Policy Corner | October 3, 2022

U.S. Treasury channels $8 billion to help CDFIs and MDIs boost small-business lending

Roodgally Senatus
ImpactAlpha Editor

Roodgally Senatus

ImpactAlpha, October 3 — Community development financial institutions, or CDFIs, and minority depository institutions, or MDIs, played a vital role getting aid to small businesses in low income and rural areas and communities of color during the Covid pandemic.

While traditional banks focused on clients and larger businesses, many CDFIs heroically mobilized to process Paycheck Protection Program loans for thousands of small businesses outside traditional banking channels.

CDFI lending has skewed toward real estate financing, but new funding from the U.S. Treasury aims to help the community banks continue to lend to low- and moderate-income consumers and small businesses in minority and underserved communities in the U.S. “providing an opportunity to underserved communities across the country to regain their footing following the pandemic and strengthening their resilience against future shocks,” said Treasury Secretary Janet Yellen.


Nearly $8.3 billion from the Emergency Capital Investment Program, created as part of last year’s Consolidated Appropriations Act, will go to 162 CDFIs and MDIs, mainly from Mississippi, Louisiana, North Carolina, California and Texas.

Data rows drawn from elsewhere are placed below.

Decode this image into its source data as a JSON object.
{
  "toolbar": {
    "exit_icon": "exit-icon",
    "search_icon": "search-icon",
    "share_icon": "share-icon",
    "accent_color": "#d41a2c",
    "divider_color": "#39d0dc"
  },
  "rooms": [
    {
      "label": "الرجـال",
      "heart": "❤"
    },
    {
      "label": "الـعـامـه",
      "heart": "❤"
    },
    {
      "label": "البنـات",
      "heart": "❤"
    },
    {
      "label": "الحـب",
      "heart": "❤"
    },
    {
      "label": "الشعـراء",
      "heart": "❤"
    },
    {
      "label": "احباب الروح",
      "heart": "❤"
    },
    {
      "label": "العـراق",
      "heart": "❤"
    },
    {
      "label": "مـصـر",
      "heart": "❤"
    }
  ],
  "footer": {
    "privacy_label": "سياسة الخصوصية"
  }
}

Jackson, Miss.-based Black-owned credit union Hope Credit Union will receive nearly $93 million; Durham, N.C.-based Latino Community Credit Union received nearly $100 million; and Denver, Colo.-based Native American Bank will receive $37.4 million.

“This is a significant injection of money into the backbone of the community investing ecosystem, at a time when community development finance advocates are considering how best to leverage new public-enabled opportunities stemming from the Inflation Reduction Act,” Fran Seegull of the U.S. Impact Investing Alliance told ImpactAlpha.

Green banks

The IRA includes a $27 billion Greenhouse Gas Reduction Fund that will provide catalytic capital for state green banks, CDFIs and other community-based lenders for renewable energy, reforestation, industrial decarbonization and other projects.

To ensure the fund effectively serves low-income and underserved communities, the Center for Impact Finance’s Eric Hangen and Michael Swack proposed five principles for guiding the implementation of the fund (see, “Will a new EPA fund serve low- and moderate-income people? Five principles to promote success).